PROBLEM DETAILS: The word "portrait" occurs in some of the lines below; copy each of those lines.

GIVEN RECORDS:
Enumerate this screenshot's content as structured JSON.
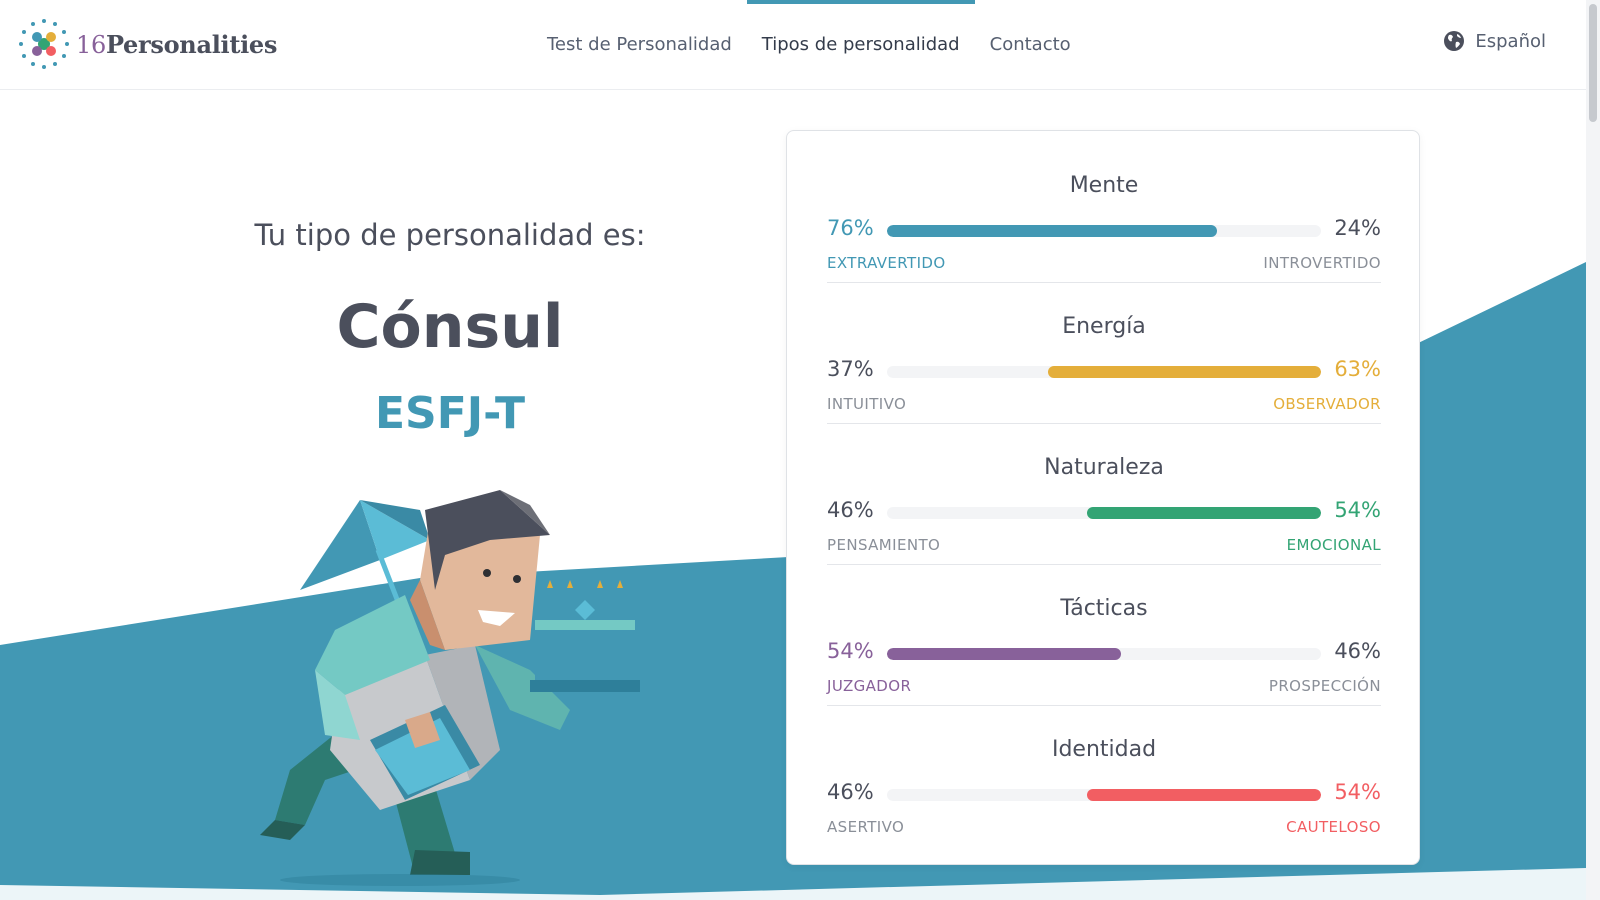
{
  "header": {
    "logo_number": "16",
    "logo_word": "Personalities",
    "nav": [
      {
        "label": "Test de Personalidad",
        "active": false
      },
      {
        "label": "Tipos de personalidad",
        "active": true
      },
      {
        "label": "Contacto",
        "active": false
      }
    ],
    "language": "Español"
  },
  "hero": {
    "subtitle": "Tu tipo de personalidad es:",
    "type_name": "Cónsul",
    "type_code": "ESFJ-T"
  },
  "traits": [
    {
      "title": "Mente",
      "left_pct": "76%",
      "right_pct": "24%",
      "left_label": "EXTRAVERTIDO",
      "right_label": "INTROVERTIDO",
      "dominant": "left",
      "value": 76,
      "color": "#4298b4"
    },
    {
      "title": "Energía",
      "left_pct": "37%",
      "right_pct": "63%",
      "left_label": "INTUITIVO",
      "right_label": "OBSERVADOR",
      "dominant": "right",
      "value": 63,
      "color": "#e4ae3a"
    },
    {
      "title": "Naturaleza",
      "left_pct": "46%",
      "right_pct": "54%",
      "left_label": "PENSAMIENTO",
      "right_label": "EMOCIONAL",
      "dominant": "right",
      "value": 54,
      "color": "#33a474"
    },
    {
      "title": "Tácticas",
      "left_pct": "54%",
      "right_pct": "46%",
      "left_label": "JUZGADOR",
      "right_label": "PROSPECCIÓN",
      "dominant": "left",
      "value": 54,
      "color": "#88619a"
    },
    {
      "title": "Identidad",
      "left_pct": "46%",
      "right_pct": "54%",
      "left_label": "ASERTIVO",
      "right_label": "CAUTELOSO",
      "dominant": "right",
      "value": 54,
      "color": "#f25e62"
    }
  ],
  "colors": {
    "accent": "#4298b4",
    "text": "#4b4f5c",
    "muted": "#8a8f98"
  }
}
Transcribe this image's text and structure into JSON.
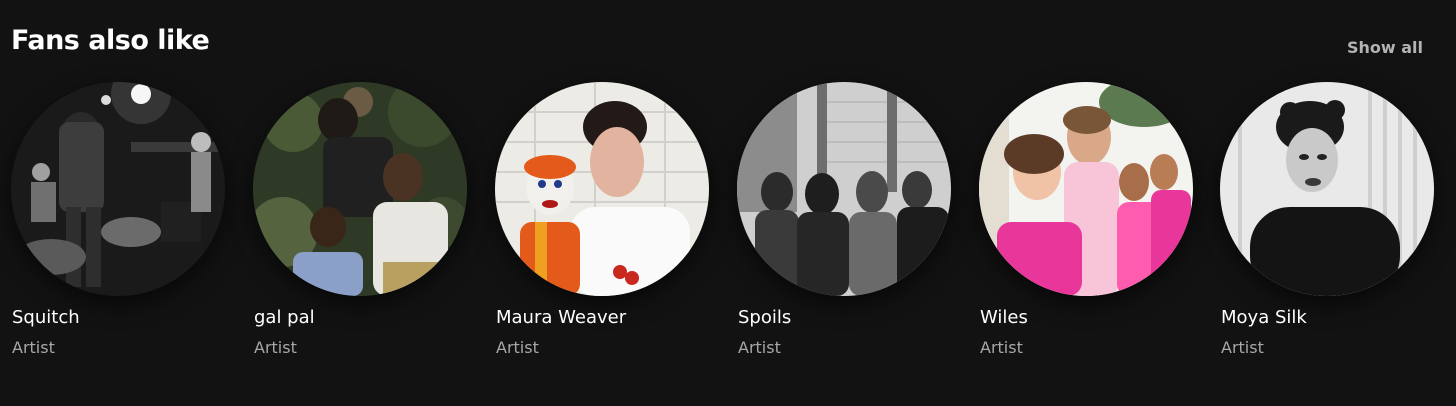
{
  "section": {
    "title": "Fans also like",
    "show_all_label": "Show all"
  },
  "artists": [
    {
      "name": "Squitch",
      "subtitle": "Artist",
      "image": "band-live-photo"
    },
    {
      "name": "gal pal",
      "subtitle": "Artist",
      "image": "band-group-photo"
    },
    {
      "name": "Maura Weaver",
      "subtitle": "Artist",
      "image": "artist-portrait-with-clown-doll"
    },
    {
      "name": "Spoils",
      "subtitle": "Artist",
      "image": "band-group-photo"
    },
    {
      "name": "Wiles",
      "subtitle": "Artist",
      "image": "band-group-photo"
    },
    {
      "name": "Moya Silk",
      "subtitle": "Artist",
      "image": "artist-portrait"
    }
  ],
  "colors": {
    "background": "#121212",
    "primary_text": "#ffffff",
    "secondary_text": "#a7a7a7",
    "show_all_text": "#b3b3b3"
  }
}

RESPONSE AREA:
      "image": "artist-portrait-with-clown-doll"
      "image": "artist-portrait"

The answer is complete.